We ‘share’ things every day on social network sites, but do we share our lives any more?  With so many families split by divorce and children living with confused loyalties, it’s no wonder that kids, when they reach adulthood, decide not to share anything with their parents or grandparents.

So, have we become a culture of isolated people? The recent terrible floods in the UK have bought communities together, but I wonder if it’s friends and neighbours who help each other, rather than family members who have moved away? And what of the many elderly people living alone and lonely, even though they have grown-up children, who have lost touch, either deliberately or not?

Technology means that we all do things at a distance. Sending an email or a text has become more common than phoning, so you don’t even have a voice to bring you close to the person contacting you. Even a hand written letter would be better because it tells you that someone has taken the trouble to sit down and pick up a pen and write you more than a one line email.

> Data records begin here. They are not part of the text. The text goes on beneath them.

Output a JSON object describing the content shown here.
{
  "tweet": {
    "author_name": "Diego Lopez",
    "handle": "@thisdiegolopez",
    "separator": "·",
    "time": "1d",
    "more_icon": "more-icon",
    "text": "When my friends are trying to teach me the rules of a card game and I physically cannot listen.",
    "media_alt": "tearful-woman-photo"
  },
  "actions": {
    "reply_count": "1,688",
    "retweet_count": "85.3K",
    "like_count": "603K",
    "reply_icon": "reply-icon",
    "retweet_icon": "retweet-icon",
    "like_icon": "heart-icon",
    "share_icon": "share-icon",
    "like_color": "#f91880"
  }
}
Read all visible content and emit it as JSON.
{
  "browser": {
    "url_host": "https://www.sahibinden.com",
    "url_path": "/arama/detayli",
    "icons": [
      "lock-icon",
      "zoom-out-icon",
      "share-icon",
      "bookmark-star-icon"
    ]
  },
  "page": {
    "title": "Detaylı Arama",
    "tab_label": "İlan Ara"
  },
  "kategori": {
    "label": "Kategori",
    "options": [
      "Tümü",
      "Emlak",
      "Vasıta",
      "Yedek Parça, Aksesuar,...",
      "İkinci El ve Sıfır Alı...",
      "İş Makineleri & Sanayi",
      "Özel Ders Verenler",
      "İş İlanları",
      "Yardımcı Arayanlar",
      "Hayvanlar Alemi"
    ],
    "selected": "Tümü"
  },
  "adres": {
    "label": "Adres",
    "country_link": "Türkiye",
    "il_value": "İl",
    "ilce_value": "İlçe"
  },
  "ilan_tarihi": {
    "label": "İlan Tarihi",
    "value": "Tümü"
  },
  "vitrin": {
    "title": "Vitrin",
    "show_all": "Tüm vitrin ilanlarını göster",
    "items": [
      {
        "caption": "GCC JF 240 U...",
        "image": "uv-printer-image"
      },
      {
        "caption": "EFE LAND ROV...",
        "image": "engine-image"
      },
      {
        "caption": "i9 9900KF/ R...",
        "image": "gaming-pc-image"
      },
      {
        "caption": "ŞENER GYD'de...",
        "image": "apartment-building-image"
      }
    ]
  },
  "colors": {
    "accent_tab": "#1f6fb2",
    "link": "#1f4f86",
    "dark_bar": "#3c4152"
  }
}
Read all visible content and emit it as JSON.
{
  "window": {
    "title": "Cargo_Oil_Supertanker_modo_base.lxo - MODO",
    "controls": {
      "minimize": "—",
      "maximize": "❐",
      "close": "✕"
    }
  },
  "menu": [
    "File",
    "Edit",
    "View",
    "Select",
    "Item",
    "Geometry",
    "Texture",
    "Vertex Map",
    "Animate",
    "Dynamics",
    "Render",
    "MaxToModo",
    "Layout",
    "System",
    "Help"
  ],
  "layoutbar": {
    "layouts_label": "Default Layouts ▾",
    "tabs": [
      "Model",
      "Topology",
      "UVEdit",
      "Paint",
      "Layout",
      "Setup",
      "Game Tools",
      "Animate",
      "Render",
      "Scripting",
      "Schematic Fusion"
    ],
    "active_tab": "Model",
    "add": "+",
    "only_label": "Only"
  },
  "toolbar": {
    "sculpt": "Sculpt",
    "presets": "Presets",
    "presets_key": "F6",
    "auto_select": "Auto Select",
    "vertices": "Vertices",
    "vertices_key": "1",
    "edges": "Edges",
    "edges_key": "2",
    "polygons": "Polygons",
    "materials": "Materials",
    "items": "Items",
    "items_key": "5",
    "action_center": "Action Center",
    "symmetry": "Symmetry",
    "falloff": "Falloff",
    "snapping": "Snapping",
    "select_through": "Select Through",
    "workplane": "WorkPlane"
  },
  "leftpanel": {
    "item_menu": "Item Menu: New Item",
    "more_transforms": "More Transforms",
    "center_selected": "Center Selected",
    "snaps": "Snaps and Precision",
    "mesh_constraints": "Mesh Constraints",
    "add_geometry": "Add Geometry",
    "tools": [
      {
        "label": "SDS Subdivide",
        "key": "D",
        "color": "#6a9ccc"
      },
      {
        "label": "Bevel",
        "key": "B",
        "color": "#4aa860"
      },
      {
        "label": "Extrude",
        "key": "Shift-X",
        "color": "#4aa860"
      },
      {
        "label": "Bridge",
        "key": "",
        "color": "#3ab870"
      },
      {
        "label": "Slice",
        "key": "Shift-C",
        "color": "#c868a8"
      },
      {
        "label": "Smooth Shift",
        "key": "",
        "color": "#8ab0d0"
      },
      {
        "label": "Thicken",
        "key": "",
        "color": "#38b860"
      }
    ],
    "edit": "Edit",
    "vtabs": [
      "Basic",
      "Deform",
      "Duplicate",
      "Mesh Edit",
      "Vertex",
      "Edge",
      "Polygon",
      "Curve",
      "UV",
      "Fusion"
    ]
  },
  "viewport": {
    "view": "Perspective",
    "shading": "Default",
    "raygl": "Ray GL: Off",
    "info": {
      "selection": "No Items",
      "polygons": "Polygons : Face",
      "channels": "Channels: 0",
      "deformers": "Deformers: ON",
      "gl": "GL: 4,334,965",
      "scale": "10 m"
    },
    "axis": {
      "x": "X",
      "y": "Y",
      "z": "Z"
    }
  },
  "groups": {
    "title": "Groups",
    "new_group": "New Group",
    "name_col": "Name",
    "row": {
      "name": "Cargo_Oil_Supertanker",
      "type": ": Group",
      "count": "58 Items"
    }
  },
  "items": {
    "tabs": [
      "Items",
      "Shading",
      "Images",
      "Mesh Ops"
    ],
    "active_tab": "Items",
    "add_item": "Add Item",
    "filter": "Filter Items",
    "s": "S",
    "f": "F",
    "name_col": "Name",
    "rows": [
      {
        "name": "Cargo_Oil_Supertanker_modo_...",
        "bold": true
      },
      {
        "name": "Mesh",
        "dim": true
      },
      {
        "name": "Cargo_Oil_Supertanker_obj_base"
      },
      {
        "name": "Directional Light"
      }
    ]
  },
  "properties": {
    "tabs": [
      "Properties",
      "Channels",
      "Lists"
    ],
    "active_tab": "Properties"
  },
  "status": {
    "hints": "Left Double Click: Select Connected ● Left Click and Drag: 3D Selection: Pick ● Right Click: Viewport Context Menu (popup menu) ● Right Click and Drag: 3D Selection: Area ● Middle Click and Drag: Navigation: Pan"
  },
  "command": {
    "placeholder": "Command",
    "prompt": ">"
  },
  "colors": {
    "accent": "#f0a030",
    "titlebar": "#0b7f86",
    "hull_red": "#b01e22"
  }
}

We stare at a TV screen. a laptop or computer screen, isolated in our houses, only connecting with people at work or, if we have children, with them and our partners or spouses when we are exhausted, in the evenings, where we gather and watch the TV screen or the laptop and computer! The tiny window of possible togetherness, the weekend, often means the kids doing their thing and parents acting like taxi drivers or doing house chores. Is there time to think? Time to eat together in a leisurely manner? Time to talk? Are we all living in our own small worlds and in reality, living lonely lives?

It’s time to start sharing our lives with the people who love us in a more pro-active way. That’s my view and I’m sticking to it!






Million of pounds worth of food is dumped every year in the UK, yet a recent article in The Guardian reported that three men are to stand trial soon for taking some tomatoes, mushrooms and cheese from dustbins at the back of the Iceland supermarket chain. The solicitors for the men have attempted to get the Crown Prosecution Service to drop the case, but have had no success. The CPS say the case should go ahead, ‘in the public interest’.

One of the men to be prosecuted will put forward the argument that he took the food because he needed to eat. He doesn’t feel he has done anything wrong taking edible food that would go to a landfill site.

Taking food from skips outside supermarkets is not new. It now has a name: ‘skipping’.  The amount of food that these stores throw out is a disgrace. Why are these stores, that make huge profits, allowed to get away with such irresponsible behaviour?

 The fact that people are becoming so poor that they have to resort to stealing food from skips is something I thought I would never see in my lifetime. We should all be concerned about how much of our own uneaten food we discard. I grew up at the end of food rationing. I remember very clearly the way my mother never threw anything away and we didn’t have a fridge! Now, I am guilty myself of throwing away food. It’s hard to be frugal when there is such an abundance of food available. But how long will this be the case?

The recent violent storms that have hit the UK means that future food production could be affected if the weather continues to cause the devastating floods we have seen across the farm land across the Somerset Levels. I don’t want to be accused of scare-mongering, but we are becoming depleted in so many of our natural resources that surely it’s time to stop and take stock of the way we manage our own consumption of food?

Now Fracking is on the agenda. No one really knows the outcome of this invasive procedure to extract gas from the earth.  There have been a few protests but against the multi-national companies who will carry out the work, they are a drop in a very large ocean.  And our young people seem so unpoliticised – very few of them ever bother to vote. Will future generations be silent, passive and acquiesce to everything? It’s a worrying thought.

We must become more concerned about food waste. Our lives depend upon it.